Nota bene: A binomial authority in parentheses indicates that the species was originally described in a genus other than Laticauda.


Sea snakes have thick parasites with occasionally heavy infections .[10]
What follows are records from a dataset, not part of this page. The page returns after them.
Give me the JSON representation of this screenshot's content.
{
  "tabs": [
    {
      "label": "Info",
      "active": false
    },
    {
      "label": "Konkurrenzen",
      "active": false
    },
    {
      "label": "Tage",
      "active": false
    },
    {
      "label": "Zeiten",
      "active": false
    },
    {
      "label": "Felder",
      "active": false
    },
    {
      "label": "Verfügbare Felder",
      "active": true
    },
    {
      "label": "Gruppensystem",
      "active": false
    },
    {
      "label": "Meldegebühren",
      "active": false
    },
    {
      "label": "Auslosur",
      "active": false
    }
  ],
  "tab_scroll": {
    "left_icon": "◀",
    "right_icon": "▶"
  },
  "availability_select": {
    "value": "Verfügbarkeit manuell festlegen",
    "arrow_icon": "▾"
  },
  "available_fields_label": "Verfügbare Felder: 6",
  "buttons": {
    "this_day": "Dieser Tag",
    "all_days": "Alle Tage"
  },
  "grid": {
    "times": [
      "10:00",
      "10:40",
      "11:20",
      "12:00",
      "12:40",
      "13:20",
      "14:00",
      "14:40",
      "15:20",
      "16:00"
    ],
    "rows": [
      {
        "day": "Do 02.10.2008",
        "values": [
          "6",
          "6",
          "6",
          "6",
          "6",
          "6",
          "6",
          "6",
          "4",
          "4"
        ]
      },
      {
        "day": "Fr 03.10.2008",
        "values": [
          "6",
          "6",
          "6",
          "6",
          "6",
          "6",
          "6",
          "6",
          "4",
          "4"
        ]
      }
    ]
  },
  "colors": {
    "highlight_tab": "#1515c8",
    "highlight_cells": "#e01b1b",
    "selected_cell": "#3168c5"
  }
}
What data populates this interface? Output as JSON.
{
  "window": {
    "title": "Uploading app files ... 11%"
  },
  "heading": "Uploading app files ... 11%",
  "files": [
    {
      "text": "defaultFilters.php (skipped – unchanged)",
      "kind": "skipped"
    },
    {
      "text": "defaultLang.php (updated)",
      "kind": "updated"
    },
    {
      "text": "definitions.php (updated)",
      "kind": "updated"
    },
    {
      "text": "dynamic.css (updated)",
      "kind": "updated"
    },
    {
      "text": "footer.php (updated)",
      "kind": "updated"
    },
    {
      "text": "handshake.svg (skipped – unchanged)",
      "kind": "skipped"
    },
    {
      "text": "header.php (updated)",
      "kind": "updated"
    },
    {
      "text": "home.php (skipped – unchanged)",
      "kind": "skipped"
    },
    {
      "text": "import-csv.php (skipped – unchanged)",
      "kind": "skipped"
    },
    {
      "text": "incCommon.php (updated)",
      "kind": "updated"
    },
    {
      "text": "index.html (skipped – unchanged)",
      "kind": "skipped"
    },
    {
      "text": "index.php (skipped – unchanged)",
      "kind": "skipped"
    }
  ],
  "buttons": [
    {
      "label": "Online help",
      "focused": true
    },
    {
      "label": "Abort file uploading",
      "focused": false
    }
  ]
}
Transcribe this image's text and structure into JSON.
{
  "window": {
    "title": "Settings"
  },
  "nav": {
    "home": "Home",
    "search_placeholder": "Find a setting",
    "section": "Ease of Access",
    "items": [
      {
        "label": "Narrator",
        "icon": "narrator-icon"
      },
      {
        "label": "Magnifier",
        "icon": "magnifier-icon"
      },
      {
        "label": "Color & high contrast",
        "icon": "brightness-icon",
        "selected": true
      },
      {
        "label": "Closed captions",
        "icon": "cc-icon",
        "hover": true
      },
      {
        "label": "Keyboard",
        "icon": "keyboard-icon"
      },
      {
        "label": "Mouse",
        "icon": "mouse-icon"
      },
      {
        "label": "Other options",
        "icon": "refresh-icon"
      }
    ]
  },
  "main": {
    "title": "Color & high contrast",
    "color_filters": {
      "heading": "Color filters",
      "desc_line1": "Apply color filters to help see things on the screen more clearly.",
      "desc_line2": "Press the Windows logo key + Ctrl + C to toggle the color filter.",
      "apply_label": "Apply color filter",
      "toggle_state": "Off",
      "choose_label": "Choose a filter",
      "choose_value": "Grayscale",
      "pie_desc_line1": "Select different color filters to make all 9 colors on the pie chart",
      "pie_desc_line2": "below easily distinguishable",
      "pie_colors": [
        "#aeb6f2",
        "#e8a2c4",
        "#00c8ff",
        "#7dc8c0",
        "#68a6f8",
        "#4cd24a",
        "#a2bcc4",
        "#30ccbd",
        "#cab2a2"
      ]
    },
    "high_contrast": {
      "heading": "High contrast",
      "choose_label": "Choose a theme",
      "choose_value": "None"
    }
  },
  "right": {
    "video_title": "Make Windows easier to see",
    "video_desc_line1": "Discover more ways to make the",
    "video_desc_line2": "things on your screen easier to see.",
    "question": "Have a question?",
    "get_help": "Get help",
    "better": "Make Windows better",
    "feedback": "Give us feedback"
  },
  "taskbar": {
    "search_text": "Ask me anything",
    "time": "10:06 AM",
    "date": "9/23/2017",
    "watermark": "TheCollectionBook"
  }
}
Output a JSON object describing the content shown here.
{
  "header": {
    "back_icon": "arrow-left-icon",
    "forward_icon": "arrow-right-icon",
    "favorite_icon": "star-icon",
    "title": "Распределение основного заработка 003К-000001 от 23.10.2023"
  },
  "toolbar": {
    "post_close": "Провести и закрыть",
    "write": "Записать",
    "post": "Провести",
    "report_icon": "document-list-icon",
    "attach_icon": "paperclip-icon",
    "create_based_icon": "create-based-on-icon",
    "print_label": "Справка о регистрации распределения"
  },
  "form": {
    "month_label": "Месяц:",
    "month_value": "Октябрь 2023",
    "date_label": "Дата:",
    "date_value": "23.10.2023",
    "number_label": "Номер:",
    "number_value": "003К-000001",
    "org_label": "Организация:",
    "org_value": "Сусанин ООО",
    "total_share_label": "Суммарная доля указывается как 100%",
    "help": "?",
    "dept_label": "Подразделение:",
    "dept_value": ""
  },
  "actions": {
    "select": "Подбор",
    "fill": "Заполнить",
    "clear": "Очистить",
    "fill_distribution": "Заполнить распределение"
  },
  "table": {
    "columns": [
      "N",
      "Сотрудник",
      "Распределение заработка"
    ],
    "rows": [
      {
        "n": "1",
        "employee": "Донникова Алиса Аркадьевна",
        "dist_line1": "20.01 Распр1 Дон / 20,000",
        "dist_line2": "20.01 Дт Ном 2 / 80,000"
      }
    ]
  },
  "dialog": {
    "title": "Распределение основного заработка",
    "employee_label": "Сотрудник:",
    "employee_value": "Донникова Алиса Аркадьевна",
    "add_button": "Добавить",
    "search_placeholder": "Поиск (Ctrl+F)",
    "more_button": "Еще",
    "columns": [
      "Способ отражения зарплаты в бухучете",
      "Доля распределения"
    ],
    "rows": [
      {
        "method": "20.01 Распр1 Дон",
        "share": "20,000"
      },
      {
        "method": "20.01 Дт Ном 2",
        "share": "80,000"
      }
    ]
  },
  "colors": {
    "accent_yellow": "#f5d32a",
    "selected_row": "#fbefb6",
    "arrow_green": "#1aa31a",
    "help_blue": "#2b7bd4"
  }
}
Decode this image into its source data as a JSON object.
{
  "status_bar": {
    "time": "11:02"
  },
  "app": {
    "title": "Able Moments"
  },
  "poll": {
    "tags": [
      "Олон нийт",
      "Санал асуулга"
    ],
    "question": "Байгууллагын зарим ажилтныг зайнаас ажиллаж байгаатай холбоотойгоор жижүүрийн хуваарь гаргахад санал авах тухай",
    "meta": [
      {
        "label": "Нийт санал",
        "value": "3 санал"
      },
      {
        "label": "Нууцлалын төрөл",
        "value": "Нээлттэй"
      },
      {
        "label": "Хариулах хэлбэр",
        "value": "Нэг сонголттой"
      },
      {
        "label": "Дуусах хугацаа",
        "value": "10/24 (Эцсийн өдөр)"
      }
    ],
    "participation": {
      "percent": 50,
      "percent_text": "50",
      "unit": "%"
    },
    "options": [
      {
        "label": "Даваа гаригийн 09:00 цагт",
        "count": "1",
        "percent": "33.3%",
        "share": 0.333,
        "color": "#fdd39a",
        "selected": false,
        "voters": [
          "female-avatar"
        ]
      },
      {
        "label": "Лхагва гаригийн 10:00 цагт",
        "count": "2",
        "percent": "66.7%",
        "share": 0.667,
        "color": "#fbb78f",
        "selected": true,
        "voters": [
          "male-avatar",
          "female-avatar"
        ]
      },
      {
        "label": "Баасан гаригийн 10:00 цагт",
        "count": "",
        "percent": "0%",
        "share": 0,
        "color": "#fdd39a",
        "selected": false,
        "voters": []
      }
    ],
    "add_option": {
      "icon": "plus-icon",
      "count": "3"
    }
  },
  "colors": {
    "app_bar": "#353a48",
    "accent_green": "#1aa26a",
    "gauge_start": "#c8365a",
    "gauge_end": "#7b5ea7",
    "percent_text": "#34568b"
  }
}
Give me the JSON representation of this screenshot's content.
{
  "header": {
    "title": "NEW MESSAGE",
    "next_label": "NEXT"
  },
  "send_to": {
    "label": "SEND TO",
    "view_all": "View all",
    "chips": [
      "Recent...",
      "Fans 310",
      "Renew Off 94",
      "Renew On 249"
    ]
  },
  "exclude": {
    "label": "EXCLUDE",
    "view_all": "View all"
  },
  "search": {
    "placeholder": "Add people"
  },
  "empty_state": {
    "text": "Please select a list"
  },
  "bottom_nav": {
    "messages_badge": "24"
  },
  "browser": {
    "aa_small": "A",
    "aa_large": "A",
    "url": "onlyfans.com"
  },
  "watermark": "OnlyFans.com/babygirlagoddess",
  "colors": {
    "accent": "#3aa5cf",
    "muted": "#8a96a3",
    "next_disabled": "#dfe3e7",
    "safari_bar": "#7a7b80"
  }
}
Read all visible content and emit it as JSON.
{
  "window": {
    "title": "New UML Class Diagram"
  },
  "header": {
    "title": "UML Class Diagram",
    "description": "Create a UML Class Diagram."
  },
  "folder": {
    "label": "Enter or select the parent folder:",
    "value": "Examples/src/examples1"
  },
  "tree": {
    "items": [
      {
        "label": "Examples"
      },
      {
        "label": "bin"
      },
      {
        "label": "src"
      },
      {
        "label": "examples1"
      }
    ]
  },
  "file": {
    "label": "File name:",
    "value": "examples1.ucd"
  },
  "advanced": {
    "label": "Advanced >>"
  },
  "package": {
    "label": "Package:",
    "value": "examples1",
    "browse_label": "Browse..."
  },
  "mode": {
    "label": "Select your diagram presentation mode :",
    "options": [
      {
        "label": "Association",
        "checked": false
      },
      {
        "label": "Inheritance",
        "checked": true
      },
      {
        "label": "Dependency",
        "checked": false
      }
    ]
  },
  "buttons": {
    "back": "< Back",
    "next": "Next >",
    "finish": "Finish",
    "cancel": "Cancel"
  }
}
  1. ^ Activity Patterns of Yellow-Lipped Sea Kraits (Laticauda colubrina) on a Fijian Island.
  2. ^ Kindersley, Dorling. (2005) [2001]. Animal. New York City: DK Publishing. ISBN 0-7894-7764-5. 
  3. ^ Notes du Centre d'études biologiques de Chizé (UPR1934 CNRS), CNRS DR15 - La Lettre de la Délégation n°202.
  4. ^
  5. ^
  6. ^ Motani, Ryosuke (19 May 2009). "The Evolution of Marine Reptiles". Evo Edu Outreach 2: 224–235. 
  7. ^ Heatwole H, Busack S, Cogger H. (2005). Geographic variation in sea kraits of the Laticauda colubrina complex (Serpentes: Elapidae: Hydrophiinae: Laticaudini). Herpetological Monographs 19: 1-136.
  8. ^ Cogger HG, Heatwole HF. (2006). Laticauda frontalis (de Vis, 1905) and Laticauda saintgironsi n.sp. from Vanuato and New Caledonia (Serpentes: Elapidae: Laticaudinae) – a new lineage of sea kraits? Records of the Australian Museum 58: 245-256.
  9. ^ Kharin VE, Czeblukov VP. (2006). A new revision of the sea kraits of family Laticaudidae Cope, 1879 (Serpentes: Colubroidea). Russian Journal of Herpetology 13: 227-241.
  10. ^ Clark M, Oakley S. (2011)., referenced May 2011.

Further reading[edit]

  • Laurenti JN. 1768. Specimen medicum, exhibens synopsin reptilium emendatam cum experimentis circa venena et antidota reptilium austriacorum. Vienna: "Joan. Thom. Nob. de Trattnern". 214 pp. + Plates I-V. (Laticauda, new genus, p. 109). (in Latin).